In most cases, travelers entering the U.S. are eligible for an $800 exemption if returning from any country other than a U.S. insular possession. This eligibility applies only to items that you actually have in your possession. Items that you mail home to yourself follow these duty-free guidelines [source: U.S. Customs and Border Protection]:
• If purchased from an insular possession, up to $1,600 in goods may be mailed duty-free. The amount you mail counts as part of your $1,600 duty-free total.
• If purchased from a Caribbean Basin Initiative country, up to $800 in goods may be mailed duty-free. The amount you mail counts as part of your $800 duty-free total.
• To get this benefit, you'll need to ask the merchant to hold the item. Next, fill out Form 255 when you clear customs, listing the value of the item. Then, send a copy of the form to the overseas merchant so he can mail you the item, with the form attached in an envelope to the outside of the package.
• For other countries (or if the package has already been mailed), you'll pay duty to the U.S. post office or freight service, as needed, when the item is shipped to you.
Tobacco -- Your $800 duty-free exemption may include up to 200 cigarettes and up to 100 cigars. If you bring more than that, you'll have to pay duty on them, even if you haven't gone over your total exemption. (You may also have to pay state or local taxes on tobacco products) [source: U.S. Customs and Border Protection].

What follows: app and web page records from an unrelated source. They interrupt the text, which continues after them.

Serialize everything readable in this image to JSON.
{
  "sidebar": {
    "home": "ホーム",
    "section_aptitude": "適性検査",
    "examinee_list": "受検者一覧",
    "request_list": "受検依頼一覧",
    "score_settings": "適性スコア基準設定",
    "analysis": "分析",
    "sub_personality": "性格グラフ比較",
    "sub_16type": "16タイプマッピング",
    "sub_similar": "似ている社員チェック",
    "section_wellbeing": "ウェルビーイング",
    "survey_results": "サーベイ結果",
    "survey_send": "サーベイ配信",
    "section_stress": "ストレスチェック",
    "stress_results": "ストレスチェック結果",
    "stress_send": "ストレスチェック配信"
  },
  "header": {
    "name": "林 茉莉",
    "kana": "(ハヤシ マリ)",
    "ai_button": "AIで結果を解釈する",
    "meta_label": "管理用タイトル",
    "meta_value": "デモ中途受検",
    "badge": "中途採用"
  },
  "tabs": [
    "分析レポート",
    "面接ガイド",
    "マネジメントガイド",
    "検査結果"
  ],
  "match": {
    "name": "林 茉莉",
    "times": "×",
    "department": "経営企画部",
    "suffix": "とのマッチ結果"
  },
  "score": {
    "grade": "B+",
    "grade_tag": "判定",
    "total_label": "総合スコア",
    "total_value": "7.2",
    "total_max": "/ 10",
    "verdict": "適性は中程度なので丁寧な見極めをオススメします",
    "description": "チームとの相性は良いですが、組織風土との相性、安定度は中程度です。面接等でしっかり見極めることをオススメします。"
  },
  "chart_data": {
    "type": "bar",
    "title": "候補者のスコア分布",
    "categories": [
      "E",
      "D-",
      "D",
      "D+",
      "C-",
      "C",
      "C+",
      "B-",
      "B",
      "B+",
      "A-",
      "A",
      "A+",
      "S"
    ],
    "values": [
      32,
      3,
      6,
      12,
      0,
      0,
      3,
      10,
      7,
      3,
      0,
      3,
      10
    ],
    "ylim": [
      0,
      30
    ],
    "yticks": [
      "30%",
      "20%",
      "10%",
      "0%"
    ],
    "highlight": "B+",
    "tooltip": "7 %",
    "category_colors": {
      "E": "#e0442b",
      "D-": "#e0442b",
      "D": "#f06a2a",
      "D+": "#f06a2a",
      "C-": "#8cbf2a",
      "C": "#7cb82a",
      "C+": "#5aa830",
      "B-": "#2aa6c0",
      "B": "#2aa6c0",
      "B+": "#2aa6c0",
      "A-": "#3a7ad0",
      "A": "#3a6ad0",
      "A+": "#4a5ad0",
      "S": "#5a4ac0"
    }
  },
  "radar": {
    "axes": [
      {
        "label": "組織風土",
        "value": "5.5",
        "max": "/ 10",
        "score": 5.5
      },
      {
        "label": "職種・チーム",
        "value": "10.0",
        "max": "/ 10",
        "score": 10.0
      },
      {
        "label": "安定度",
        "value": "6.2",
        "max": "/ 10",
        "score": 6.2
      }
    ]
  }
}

Federal laws states that you may not bring back cigarettes that you purchased in another country if they were manufactured in the United States for export purposes. That definition includes most cigarettes you would find sold in stores; an exception (a rare one) might be cigarettes someone purchased in the United States, took to another country and tried to sell, Mann says. You'll know the difference because cigarettes made for export purposes don't generally bear the Surgeon General's Warning label or tobacco seal; cigarettes purchased in the U.S. must have these stamps. All tobacco products made in Cuba are prohibited [sources: U.S. Customs and Border Protection, U.S. Customs and Border Protection].
Alcohol -- You are allowed to bring in 1 liter (33.8 fluid ounces) of an alcoholic beverage (liquor, beer, wine) as part of your duty-free exemption if you are 21 or older and the beverage is a gift or for your own use. (This allowance is subject to state laws -- check yours before you leave on your trip. If returning from an eligible Caribbean Basin country, you are allowed 2 liters (68 fluid ounces) duty-free, as long as one of the bottles was produced in the country. If returning from a U.S. insular possession, such as the U.S. Virgin Islands, American Samoa or Guam, you can carry up to 5 liters (169 fluid ounces) of alcohol across the border as part of your $1,600 duty-free exemption, as long as 1 liter was produced in a possession [source: U.S. Customs and Border Protection].
If you want to bring back more for your personal use -- unusually large amounts raise red flags about your intentions for the product -- you can. But you will be charged duty and Internal Revenue Service tax. (The U.S. Customs and Border Protection enforces these laws on behalf of the Bureau of Alcohol, Tobacco, Firearms and Explosives. This means they are within their rights to decide that these products are being brought in for commercial purposes and to hold the alcohol until you obtain a permit to import it.) Finally, importation of absinthe, a potent green liqueur flavored with European wormwood, or any other liquor or liqueur containing an excess of Artemisia absinthium (wormwood) is prohibited [source: U.S. Customs and Border Protection].
Firearms -- Under Federal Aviation Agency (FAA) regulations, no U.S. commercial airline allows firearms in its airplane cabins except in the possession of law enforcement officers. ATF also regulates and restricts firearms and ammunition and approves all import deals involving weapons and ammunition, which must be arranged by a certified arms dealer. There are some exceptions for antique firearms, which are outlined in Chapter 93 of the Harmonized Tariff Schedule [source: U.S. Customs and Border Protection].